WHAT IS NEEDED ::
Sift the listing for lines that hold the string "Information" and pull them out.

—————

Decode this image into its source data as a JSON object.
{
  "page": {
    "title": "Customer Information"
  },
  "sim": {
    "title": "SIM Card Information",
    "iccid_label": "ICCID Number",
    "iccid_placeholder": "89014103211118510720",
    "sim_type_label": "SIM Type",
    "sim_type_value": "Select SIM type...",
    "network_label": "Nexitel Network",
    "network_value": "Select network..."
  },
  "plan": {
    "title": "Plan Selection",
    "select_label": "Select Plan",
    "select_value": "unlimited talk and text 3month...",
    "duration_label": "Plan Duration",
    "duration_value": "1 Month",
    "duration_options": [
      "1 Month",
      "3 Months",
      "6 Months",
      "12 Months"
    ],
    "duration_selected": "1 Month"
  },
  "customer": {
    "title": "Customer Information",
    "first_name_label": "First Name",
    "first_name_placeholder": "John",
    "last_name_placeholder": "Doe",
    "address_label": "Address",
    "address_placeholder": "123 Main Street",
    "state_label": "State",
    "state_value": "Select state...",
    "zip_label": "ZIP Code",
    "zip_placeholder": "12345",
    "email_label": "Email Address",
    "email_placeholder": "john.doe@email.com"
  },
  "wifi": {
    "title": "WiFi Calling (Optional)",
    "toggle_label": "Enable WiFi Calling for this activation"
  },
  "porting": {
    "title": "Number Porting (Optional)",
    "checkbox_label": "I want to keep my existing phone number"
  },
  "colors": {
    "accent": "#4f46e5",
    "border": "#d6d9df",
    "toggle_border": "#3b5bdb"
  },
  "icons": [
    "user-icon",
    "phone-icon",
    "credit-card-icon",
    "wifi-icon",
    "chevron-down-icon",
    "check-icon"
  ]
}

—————

OUTPUT FOR THIS EXERCISE ::
    "title": "Customer Information"
    "title": "SIM Card Information",
    "title": "Customer Information",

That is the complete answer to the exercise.